What to work on: Pick out all lines in the listing holding the string "taskEl" and copy them.

Data excerpts:

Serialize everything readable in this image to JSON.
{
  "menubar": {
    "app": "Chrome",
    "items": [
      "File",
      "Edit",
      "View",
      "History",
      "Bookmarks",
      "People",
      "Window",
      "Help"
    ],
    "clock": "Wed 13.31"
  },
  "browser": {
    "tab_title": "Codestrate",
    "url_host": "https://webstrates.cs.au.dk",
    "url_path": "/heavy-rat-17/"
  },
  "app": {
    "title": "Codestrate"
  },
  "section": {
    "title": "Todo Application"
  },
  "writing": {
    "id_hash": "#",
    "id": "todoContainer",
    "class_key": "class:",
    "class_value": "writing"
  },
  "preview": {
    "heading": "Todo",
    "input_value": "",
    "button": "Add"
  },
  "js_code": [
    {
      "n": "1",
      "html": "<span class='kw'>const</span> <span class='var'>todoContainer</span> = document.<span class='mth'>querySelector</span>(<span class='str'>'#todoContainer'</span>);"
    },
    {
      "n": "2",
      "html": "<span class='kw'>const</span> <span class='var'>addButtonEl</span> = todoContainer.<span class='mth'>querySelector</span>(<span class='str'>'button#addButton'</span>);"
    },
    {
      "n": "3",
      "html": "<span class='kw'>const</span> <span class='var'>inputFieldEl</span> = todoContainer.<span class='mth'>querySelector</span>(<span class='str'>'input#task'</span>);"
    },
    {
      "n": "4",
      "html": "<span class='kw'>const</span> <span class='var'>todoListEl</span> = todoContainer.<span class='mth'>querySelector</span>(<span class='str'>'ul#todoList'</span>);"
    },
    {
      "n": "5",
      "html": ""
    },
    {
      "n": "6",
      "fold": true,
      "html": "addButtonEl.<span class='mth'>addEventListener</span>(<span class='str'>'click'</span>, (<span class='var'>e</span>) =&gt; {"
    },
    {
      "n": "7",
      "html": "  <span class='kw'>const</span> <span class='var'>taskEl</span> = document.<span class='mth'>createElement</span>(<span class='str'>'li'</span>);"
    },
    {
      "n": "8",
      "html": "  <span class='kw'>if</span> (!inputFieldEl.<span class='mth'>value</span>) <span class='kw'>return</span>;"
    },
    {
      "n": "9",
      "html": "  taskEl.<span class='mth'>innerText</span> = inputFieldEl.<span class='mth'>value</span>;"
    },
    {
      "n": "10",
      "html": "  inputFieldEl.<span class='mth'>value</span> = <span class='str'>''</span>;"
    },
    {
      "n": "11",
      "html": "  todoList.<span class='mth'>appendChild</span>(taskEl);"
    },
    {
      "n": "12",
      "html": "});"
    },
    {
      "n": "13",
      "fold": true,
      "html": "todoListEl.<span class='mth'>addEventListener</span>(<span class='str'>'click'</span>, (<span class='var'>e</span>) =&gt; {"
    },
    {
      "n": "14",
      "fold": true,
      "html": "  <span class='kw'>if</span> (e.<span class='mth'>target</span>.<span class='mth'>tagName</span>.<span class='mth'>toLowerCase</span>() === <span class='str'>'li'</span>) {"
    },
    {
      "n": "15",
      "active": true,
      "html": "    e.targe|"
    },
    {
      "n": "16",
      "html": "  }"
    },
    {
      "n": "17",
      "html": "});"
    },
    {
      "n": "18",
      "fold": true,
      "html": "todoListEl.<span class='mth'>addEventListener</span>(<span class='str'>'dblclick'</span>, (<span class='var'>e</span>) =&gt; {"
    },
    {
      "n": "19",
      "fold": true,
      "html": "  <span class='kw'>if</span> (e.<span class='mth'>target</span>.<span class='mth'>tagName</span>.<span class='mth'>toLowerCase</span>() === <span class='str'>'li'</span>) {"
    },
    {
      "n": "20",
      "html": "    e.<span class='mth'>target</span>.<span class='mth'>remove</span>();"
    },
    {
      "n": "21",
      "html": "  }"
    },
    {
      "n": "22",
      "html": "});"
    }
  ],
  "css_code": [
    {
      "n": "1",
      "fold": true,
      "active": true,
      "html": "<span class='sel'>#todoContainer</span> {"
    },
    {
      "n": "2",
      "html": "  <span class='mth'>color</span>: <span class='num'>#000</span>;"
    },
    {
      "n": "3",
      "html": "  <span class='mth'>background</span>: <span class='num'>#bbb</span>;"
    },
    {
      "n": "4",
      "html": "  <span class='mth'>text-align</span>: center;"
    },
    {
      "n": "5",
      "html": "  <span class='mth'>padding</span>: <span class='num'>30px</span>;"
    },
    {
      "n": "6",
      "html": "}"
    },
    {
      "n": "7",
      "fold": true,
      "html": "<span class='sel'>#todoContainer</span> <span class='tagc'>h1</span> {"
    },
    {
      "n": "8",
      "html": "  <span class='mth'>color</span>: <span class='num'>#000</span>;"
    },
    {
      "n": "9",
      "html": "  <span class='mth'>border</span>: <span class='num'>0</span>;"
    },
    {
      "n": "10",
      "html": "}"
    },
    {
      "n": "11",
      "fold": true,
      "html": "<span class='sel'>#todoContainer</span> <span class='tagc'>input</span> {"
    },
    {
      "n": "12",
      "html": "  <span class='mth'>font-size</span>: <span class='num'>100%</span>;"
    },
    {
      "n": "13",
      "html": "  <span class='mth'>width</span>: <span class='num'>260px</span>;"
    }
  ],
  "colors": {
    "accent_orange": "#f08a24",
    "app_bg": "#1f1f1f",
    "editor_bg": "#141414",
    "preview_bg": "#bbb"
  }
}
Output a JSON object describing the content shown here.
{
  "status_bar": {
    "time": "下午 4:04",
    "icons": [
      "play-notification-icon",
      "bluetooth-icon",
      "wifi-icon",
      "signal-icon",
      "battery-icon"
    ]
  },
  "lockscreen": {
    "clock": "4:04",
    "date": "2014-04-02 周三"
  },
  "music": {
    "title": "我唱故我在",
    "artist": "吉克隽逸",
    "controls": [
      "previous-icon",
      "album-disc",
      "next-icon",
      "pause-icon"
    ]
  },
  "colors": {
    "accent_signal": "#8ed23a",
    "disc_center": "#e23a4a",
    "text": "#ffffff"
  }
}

Solution to this problem:
      "html": "  <span class='kw'>const</span> <span class='var'>taskEl</span> = document.<span class='mth'>createElement</span>(<span class='str'>'li'</span>);"
      "html": "  taskEl.<span class='mth'>innerText</span> = inputFieldEl.<span class='mth'>value</span>;"
      "html": "  todoList.<span class='mth'>appendChild</span>(taskEl);"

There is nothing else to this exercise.